Lesson Plan - Get It!
Do you think often about the dirt under your feet? What is the value of land?
At the end of the previous Related Lesson (right-hand sidebar), Wang's eldest son is attempting to convince him to relocate the family into the village and rent the vacated home of the House of Hwang.
- Why is Wang considering his son's request?
In this lesson, you will read about the final years of Wang and his successive generations.
One literary trait that many protagonists, or main characters, have is a tragic flaw. This is sometimes referred to as "hamartia," a Greek term that describes a personality trait that leads to a character's downfall. In literature, a tragic flaw is a trait that leads to the demise of a character. To learn more about the term "tragic flaw," read the following literary description. As you read, answer the following questions in your notebook or journal that you have been keeping for the novel and take the short quiz at the end of the article:
- What are three types of tragic flaws in literature?
- Which ancient Greek writer described the concept of tragic flaw in Poetics?
Read Tragic Flaw, from Literary Devices.
- After you've answered the questions, can you think of any other person or literary character who has a tragic flaw?
Reflect on this idea as you move on to the final chapters of The Good Earth.
When you've finished reading the description of tragic flaw and answering the questions, read Chapters 29–34 in The Good Earth. Use the copy of the novel that you've read for the previous lessons. As you read, write down how Wang is changing as he ages. Also, take notes on the development of the three sons' characters as they mature into adulthood and middle age.

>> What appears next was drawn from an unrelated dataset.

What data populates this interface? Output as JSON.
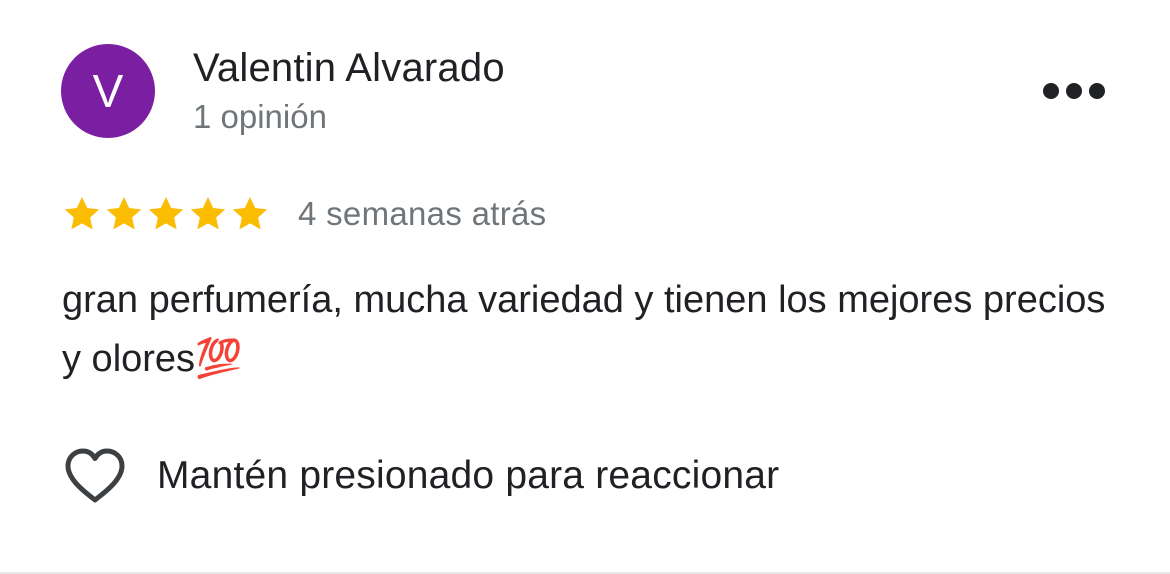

When you've finished reading and taking your notes, move on to the Got It? section to test your knowledge of these final chapters and reflect on the novel's plot, character, and themes.